Deductions you may be able to claim
- Vehicle and travel expenses: This does not normally include travel between home and work (unless transporting bulky tools or equipment), but if you use your car for work in different locations, then you may be able to claim a deduction.
- Clothing, laundry and dry-cleaning expenses: For uniform expenses, the clothing must contain a logo or be occupation specific, such as chef’s pants. You may also be able to claim protective workwear such as steel capped boots.
- Gifts and donations: Only contributions made to organisations that are endorsed by the ATO as ‘deductible gift recipients’ (DGRs).
- Home office expenses: Costs may include computer, phone and internet but only the proportion of expenses that relate to work can be claimed.
- Self-education expenses: Providing the study relates to your current job, you may be able to claim course fees, books, stationary, internet, home office expenses and travel.
- Tools and equipment: If you purchase tools or equipment to help you earn your income, you may be able to claim for some of all of the cost.
- Other deductions: Other items you can claim include union fees, costs associated with managing your tax affairs, income protection insurance if paid outside of your super fund, overtime meals and personal superannuation contributions.
This is not an exhaustive list so please check with our office for more ideas.
Expenses that cannot be claimed
While the ATO is focused on helping taxpayers get their deductions right, there are a number expenses that should be avoided when preparing your tax return.
- Travel between home and work.
- Car expenses that have been salary sacrificed, such as a novated lease.
- Meal expenses unless you are required to work away from home overnight.
- Everyday clothing purchases to wear to work, even if your employer requires you to wear them. For example, a suit or black pants.

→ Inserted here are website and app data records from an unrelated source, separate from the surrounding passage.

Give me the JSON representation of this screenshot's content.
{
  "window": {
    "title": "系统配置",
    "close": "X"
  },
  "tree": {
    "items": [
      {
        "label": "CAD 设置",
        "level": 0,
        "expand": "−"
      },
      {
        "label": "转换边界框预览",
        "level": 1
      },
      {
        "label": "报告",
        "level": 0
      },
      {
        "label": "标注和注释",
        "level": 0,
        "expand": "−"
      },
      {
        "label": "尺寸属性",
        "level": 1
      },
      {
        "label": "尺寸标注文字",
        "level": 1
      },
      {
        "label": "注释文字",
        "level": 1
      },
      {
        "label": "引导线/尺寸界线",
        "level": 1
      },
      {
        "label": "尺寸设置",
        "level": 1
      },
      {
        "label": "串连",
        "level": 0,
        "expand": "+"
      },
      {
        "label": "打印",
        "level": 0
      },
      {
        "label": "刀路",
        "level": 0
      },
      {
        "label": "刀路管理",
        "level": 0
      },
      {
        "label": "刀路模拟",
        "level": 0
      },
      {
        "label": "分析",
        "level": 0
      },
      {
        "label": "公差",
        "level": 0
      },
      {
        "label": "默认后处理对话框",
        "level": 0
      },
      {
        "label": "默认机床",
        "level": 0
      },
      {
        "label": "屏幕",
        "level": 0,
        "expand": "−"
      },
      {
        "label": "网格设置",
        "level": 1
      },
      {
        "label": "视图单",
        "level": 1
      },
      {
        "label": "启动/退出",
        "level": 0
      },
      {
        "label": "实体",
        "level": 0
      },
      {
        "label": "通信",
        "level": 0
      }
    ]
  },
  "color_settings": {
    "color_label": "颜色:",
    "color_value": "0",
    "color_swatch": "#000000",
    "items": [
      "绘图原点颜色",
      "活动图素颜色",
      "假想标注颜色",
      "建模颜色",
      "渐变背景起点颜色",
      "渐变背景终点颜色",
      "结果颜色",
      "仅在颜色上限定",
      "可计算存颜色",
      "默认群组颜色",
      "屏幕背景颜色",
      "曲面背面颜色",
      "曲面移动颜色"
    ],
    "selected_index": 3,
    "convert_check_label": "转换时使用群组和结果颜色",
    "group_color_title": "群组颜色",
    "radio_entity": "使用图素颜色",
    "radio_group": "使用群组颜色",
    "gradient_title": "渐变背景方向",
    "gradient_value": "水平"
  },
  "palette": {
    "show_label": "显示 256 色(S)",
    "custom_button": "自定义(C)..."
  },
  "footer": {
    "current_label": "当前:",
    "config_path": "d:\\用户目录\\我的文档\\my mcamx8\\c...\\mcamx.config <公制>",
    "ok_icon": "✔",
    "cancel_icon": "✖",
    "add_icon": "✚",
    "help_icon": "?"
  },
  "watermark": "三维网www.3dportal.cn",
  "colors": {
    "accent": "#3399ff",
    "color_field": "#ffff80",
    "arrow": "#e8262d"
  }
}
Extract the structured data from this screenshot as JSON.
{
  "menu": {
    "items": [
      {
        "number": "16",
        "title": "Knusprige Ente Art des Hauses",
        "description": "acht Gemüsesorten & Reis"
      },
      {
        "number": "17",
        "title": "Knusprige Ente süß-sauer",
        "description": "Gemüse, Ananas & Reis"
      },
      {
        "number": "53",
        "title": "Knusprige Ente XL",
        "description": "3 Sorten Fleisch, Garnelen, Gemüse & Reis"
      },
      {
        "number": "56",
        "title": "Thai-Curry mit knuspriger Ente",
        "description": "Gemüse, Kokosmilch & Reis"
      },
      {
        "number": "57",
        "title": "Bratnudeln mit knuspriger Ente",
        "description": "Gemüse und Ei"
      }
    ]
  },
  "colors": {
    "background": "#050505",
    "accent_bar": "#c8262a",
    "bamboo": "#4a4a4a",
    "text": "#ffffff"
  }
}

- Self-education expenses where there is no direct connection to your current employment.
- Phone or internet expenses that are related to you own private use.